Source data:
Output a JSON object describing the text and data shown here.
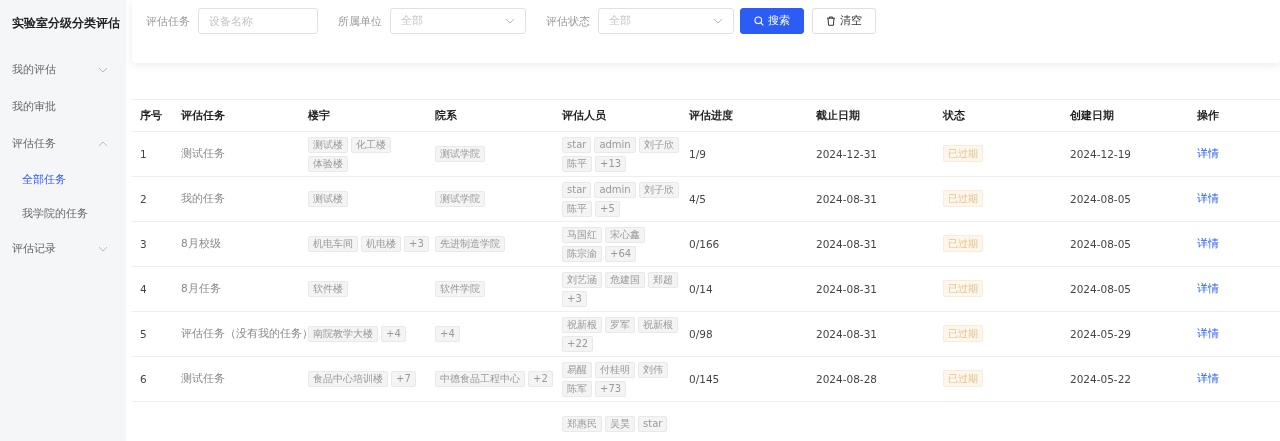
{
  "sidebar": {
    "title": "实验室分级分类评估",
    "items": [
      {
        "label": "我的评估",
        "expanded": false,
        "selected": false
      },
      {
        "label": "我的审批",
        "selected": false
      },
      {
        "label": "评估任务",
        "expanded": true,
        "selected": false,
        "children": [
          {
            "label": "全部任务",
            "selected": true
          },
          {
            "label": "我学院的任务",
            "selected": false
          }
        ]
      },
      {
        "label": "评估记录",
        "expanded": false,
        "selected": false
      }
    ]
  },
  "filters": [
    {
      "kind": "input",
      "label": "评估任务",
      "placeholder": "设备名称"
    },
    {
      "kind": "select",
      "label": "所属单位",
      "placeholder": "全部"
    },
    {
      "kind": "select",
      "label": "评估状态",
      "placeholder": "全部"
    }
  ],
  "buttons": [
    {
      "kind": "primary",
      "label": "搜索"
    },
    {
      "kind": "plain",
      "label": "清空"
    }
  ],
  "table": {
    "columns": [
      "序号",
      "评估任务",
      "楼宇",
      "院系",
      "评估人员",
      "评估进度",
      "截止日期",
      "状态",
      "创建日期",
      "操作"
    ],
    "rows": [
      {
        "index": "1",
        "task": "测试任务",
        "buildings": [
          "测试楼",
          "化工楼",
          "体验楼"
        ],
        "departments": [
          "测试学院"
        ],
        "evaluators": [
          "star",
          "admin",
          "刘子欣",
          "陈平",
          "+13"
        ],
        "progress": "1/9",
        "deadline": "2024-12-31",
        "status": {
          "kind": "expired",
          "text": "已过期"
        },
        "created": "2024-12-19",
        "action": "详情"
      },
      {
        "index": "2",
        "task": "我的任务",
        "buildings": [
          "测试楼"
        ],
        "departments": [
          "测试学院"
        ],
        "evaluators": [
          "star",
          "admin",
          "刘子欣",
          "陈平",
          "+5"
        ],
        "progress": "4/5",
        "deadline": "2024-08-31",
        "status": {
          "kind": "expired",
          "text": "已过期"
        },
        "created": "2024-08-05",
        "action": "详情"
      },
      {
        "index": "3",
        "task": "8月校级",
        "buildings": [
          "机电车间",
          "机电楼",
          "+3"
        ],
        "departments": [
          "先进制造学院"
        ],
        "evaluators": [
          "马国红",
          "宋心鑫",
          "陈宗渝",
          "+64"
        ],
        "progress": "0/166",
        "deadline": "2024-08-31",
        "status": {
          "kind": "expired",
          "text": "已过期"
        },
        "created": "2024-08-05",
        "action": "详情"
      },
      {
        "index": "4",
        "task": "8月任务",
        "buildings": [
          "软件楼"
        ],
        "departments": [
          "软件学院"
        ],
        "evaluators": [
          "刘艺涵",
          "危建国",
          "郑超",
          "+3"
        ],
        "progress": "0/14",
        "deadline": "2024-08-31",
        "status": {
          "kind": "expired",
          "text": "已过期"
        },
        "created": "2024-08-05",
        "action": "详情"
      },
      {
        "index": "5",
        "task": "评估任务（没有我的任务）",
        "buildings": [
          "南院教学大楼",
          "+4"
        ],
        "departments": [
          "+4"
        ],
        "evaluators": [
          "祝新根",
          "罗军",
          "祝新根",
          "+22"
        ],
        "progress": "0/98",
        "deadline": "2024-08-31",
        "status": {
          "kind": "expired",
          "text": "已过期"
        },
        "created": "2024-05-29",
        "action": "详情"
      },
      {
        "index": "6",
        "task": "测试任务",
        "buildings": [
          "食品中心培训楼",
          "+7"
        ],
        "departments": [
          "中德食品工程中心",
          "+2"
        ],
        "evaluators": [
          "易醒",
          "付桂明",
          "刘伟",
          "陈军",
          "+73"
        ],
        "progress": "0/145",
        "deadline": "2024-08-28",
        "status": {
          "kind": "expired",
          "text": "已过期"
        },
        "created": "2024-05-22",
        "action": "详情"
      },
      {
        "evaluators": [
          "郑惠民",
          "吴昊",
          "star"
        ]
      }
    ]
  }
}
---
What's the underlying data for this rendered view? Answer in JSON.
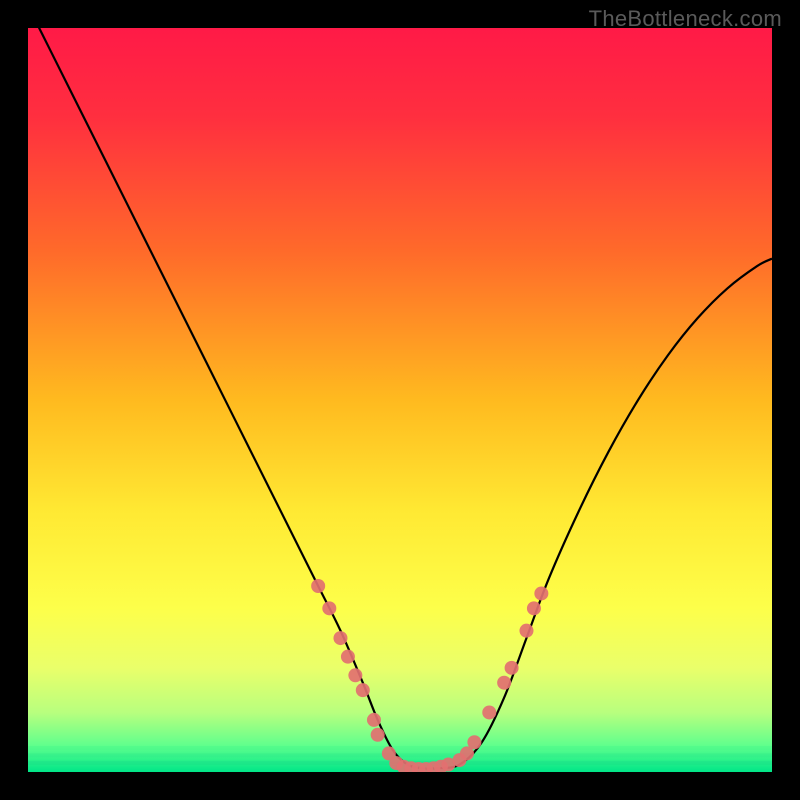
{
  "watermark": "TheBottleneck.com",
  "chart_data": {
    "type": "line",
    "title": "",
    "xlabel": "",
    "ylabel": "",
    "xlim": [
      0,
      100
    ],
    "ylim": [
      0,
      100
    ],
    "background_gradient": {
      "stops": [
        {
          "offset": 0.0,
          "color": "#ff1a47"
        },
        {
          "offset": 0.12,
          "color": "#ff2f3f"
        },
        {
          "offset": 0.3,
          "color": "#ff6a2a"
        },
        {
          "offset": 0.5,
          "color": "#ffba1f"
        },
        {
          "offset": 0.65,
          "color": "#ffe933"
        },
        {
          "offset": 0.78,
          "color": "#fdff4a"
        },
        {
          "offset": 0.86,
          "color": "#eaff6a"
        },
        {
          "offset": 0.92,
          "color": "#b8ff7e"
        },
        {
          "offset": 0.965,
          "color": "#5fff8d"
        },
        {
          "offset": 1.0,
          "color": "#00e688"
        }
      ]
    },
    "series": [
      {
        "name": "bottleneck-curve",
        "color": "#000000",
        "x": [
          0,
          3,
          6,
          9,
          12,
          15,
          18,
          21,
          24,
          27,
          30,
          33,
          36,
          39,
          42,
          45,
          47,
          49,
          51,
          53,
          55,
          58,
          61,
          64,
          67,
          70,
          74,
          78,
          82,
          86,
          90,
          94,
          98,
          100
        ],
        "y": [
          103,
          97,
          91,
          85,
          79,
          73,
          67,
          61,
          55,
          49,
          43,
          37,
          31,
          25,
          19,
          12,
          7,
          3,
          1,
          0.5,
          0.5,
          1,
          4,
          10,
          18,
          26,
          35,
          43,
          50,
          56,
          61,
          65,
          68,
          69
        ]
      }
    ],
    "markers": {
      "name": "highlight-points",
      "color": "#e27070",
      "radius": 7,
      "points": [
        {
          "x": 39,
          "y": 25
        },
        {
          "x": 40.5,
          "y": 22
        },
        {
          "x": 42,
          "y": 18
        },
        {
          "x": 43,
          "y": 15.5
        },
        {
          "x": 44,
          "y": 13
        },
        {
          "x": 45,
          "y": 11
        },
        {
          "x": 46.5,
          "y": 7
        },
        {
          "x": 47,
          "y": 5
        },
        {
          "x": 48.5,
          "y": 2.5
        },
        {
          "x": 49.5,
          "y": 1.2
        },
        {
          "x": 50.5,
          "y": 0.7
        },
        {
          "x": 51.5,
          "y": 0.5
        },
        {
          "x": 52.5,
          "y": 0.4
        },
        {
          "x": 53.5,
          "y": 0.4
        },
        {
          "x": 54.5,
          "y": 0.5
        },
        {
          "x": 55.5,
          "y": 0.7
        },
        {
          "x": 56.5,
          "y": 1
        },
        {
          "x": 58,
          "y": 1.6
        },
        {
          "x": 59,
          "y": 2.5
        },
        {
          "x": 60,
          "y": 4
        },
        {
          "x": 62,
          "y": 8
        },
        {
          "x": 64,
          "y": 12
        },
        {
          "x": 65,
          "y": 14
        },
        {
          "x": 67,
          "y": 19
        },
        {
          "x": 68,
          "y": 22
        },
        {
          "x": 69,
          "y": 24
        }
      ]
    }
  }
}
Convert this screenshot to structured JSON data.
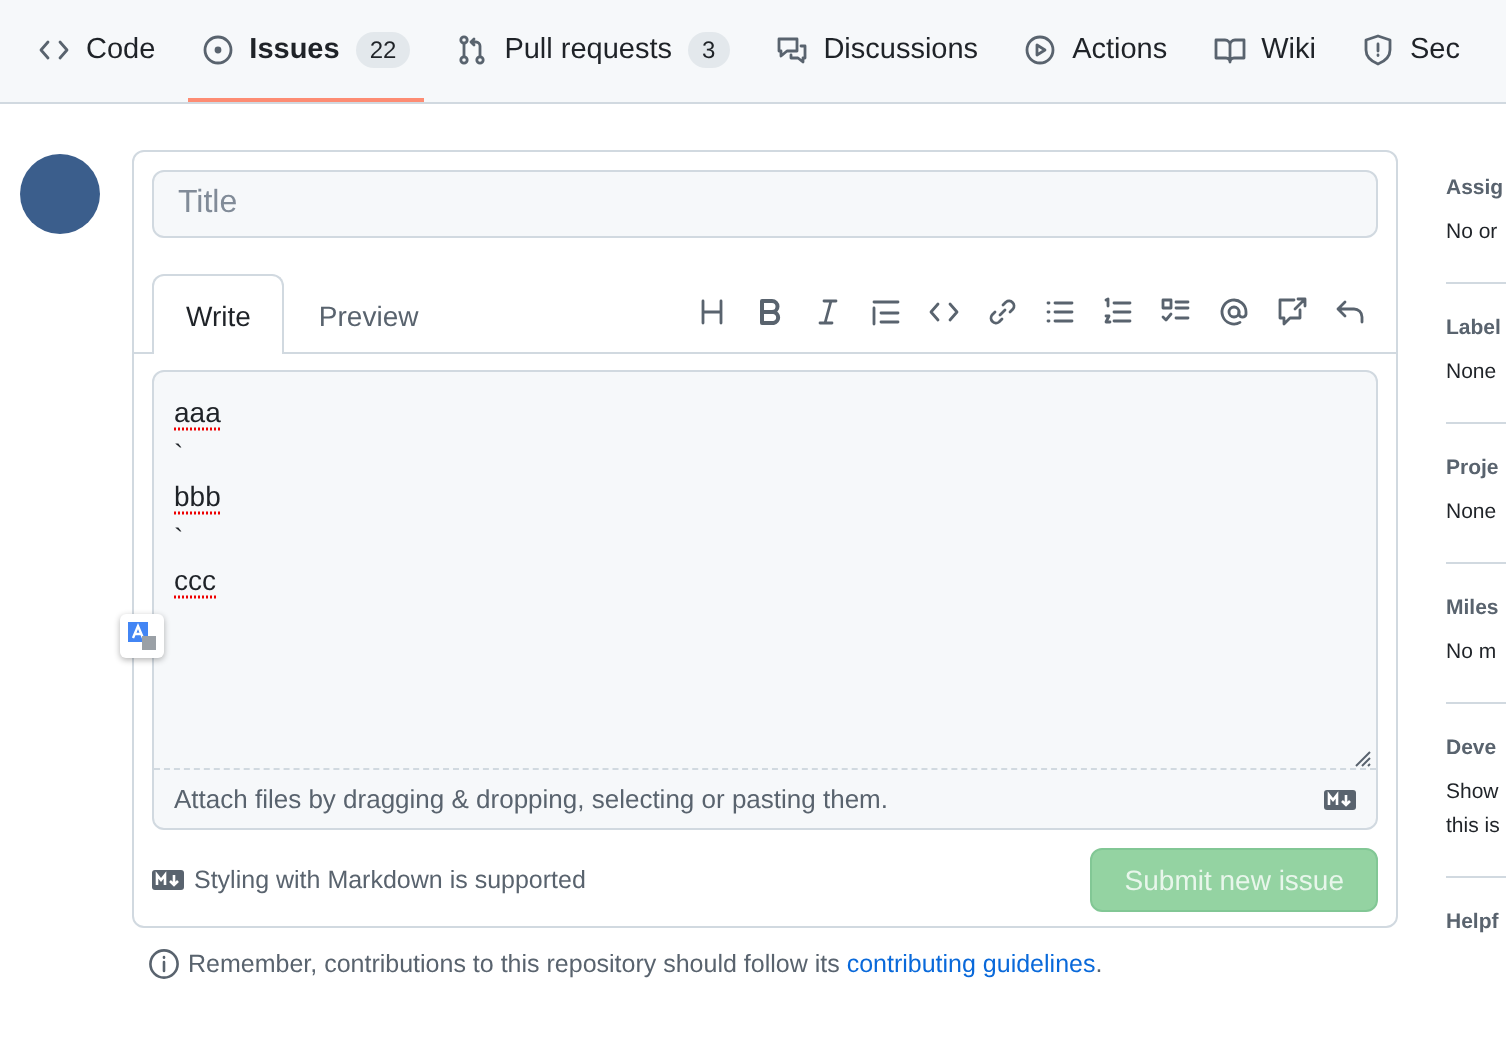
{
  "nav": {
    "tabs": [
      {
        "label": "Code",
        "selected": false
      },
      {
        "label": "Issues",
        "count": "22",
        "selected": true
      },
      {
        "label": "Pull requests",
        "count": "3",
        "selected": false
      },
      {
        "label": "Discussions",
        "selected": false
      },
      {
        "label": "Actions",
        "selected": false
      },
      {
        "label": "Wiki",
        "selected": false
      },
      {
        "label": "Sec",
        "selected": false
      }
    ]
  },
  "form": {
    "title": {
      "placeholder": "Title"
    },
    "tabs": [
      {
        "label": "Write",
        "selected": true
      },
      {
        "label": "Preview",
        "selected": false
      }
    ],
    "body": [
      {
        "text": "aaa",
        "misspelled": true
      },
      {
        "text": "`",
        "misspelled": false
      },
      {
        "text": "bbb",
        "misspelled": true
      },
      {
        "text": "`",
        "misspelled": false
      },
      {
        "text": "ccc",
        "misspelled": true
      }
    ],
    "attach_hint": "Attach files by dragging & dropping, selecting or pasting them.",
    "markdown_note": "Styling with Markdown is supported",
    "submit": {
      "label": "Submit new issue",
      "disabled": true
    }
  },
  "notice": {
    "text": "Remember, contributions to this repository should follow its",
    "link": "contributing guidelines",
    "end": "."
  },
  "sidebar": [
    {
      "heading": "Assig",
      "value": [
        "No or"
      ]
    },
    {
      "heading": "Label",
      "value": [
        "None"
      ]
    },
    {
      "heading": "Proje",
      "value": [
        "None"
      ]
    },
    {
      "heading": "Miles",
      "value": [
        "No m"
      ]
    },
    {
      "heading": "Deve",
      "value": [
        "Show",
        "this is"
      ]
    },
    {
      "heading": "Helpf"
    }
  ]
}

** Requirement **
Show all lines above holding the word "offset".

** Answer area **
          "offset": 0.0,
          "offset": 0.12,
          "offset": 0.3,
          "offset": 0.5,
          "offset": 0.65,
          "offset": 0.78,
          "offset": 0.86,
          "offset": 0.92,
          "offset": 0.965,
          "offset": 1.0,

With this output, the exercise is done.